## Task to carry out
Your answer should reproduce the full set of records exactly as given.

┄┄┄┄┄┄

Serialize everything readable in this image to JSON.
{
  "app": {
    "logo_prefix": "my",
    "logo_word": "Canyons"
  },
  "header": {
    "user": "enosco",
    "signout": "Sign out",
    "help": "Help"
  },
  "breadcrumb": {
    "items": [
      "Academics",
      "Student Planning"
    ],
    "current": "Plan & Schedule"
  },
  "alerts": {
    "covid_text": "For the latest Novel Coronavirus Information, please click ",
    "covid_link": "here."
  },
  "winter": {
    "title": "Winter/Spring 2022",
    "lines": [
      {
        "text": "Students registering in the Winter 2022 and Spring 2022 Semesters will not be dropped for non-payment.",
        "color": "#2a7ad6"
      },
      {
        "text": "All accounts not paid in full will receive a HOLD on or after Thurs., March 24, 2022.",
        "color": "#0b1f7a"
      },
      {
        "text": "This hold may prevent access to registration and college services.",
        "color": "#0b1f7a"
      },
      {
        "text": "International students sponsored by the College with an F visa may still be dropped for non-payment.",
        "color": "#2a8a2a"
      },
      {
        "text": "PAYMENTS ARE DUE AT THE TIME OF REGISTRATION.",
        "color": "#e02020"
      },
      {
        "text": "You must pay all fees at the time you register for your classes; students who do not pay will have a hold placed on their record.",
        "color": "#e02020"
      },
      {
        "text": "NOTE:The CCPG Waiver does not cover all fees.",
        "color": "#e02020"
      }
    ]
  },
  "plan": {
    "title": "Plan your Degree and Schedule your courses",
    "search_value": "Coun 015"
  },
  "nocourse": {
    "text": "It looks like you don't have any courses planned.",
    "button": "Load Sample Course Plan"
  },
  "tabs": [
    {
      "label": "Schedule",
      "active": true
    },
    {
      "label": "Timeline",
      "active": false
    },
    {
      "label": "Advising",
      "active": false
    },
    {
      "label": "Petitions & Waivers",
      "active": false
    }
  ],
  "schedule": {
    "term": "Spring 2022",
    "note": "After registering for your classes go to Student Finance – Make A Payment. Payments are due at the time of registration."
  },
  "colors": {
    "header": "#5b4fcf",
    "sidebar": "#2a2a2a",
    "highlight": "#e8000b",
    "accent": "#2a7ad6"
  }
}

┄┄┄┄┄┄

## Output
Serialize everything readable in this image to JSON.
{
  "app": {
    "logo_prefix": "my",
    "logo_word": "Canyons"
  },
  "header": {
    "user": "enosco",
    "signout": "Sign out",
    "help": "Help"
  },
  "breadcrumb": {
    "items": [
      "Academics",
      "Student Planning"
    ],
    "current": "Plan & Schedule"
  },
  "alerts": {
    "covid_text": "For the latest Novel Coronavirus Information, please click ",
    "covid_link": "here."
  },
  "winter": {
    "title": "Winter/Spring 2022",
    "lines": [
      {
        "text": "Students registering in the Winter 2022 and Spring 2022 Semesters will not be dropped for non-payment.",
        "color": "#2a7ad6"
      },
      {
        "text": "All accounts not paid in full will receive a HOLD on or after Thurs., March 24, 2022.",
        "color": "#0b1f7a"
      },
      {
        "text": "This hold may prevent access to registration and college services.",
        "color": "#0b1f7a"
      },
      {
        "text": "International students sponsored by the College with an F visa may still be dropped for non-payment.",
        "color": "#2a8a2a"
      },
      {
        "text": "PAYMENTS ARE DUE AT THE TIME OF REGISTRATION.",
        "color": "#e02020"
      },
      {
        "text": "You must pay all fees at the time you register for your classes; students who do not pay will have a hold placed on their record.",
        "color": "#e02020"
      },
      {
        "text": "NOTE:The CCPG Waiver does not cover all fees.",
        "color": "#e02020"
      }
    ]
  },
  "plan": {
    "title": "Plan your Degree and Schedule your courses",
    "search_value": "Coun 015"
  },
  "nocourse": {
    "text": "It looks like you don't have any courses planned.",
    "button": "Load Sample Course Plan"
  },
  "tabs": [
    {
      "label": "Schedule",
      "active": true
    },
    {
      "label": "Timeline",
      "active": false
    },
    {
      "label": "Advising",
      "active": false
    },
    {
      "label": "Petitions & Waivers",
      "active": false
    }
  ],
  "schedule": {
    "term": "Spring 2022",
    "note": "After registering for your classes go to Student Finance – Make A Payment. Payments are due at the time of registration."
  },
  "colors": {
    "header": "#5b4fcf",
    "sidebar": "#2a2a2a",
    "highlight": "#e8000b",
    "accent": "#2a7ad6"
  }
}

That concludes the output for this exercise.